Questions like 'who wrote these texts?' have been answered in too many different ways to leave us with a clear conclusion. We don't know for sure, if key persons like Abraham, Moses, Joshua, or even David really existed, or if they are mere giants of mythology. Or if anything like the exodus happened. Or the conquering of Canaan by an invading Israel. Or if the alleged wisdom of King Solomon has a base in truth. (Mustn't he rather have been quite a loser, in view of the breaking up of his kingdom as soon as he was gone?)
What about the beginnings of monolatry and monotheism? No definite answers.
Which child did Isaiah's prophecy, about the child that will be born, that Christmas lore likes to emphasize, refer to, actually? And more of the kind.
I recommend this book if you want to update yourself on the various disputes about biblical interpretation.
How does the author reconcile the findings, that he reports here, with his personal religious attitude? He doesn't. '...modern biblical scholarship and traditional Judaism are and must always remain completely irreconcilable.'
In the last chapter, the author admits to his personal contradiction: his religious self considers modern Bible research irrelevant. A split mind.
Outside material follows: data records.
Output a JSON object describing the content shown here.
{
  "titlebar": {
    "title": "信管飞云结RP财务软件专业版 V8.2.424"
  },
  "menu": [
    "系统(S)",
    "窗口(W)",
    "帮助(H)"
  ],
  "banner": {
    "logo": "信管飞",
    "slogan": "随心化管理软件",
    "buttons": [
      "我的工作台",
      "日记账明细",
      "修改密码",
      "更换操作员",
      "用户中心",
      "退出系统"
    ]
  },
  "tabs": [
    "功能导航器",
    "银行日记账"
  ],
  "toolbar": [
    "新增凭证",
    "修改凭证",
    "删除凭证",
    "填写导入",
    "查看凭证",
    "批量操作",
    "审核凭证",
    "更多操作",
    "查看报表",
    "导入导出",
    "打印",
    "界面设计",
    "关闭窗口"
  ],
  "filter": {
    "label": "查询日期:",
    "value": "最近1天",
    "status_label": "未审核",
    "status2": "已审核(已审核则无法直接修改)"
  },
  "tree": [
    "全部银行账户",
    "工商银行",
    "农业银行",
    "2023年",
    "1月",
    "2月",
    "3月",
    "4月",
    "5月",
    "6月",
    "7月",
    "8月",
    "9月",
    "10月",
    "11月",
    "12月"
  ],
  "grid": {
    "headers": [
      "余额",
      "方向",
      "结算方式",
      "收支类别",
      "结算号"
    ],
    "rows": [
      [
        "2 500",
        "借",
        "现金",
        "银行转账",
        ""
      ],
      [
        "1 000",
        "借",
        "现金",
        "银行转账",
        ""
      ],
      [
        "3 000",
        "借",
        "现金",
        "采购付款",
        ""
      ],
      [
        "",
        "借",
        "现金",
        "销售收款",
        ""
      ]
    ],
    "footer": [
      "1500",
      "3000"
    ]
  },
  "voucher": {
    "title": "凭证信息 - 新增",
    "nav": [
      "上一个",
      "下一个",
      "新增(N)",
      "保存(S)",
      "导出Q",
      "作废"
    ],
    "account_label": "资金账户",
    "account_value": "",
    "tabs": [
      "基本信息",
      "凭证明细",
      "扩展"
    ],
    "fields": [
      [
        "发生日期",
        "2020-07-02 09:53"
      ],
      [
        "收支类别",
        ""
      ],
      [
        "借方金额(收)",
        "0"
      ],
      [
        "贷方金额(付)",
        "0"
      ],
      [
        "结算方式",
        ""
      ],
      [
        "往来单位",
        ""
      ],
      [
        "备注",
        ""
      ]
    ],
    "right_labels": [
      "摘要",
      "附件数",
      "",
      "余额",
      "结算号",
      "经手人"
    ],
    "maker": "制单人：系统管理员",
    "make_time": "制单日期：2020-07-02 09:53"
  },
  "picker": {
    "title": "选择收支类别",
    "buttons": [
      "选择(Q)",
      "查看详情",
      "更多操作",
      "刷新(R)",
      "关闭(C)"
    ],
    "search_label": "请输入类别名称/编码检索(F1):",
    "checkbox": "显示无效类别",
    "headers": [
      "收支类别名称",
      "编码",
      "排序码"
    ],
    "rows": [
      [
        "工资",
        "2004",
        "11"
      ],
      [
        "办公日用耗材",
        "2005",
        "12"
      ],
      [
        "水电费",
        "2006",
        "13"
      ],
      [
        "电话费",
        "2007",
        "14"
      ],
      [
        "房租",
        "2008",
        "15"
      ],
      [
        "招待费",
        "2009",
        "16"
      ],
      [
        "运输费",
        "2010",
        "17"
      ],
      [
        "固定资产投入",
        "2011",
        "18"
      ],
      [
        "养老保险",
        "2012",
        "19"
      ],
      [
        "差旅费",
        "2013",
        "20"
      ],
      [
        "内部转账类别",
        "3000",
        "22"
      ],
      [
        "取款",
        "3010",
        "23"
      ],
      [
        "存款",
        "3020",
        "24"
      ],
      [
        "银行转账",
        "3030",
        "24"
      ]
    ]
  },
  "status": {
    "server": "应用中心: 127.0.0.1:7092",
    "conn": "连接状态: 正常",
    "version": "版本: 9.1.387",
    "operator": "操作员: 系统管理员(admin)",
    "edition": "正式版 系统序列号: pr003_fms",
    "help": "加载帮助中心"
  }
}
My headline is a quote from page 411. The chapter deals with the kingless period of Israel. Whether the author meant to comment on modern politics in Israel or the US is not clear to me.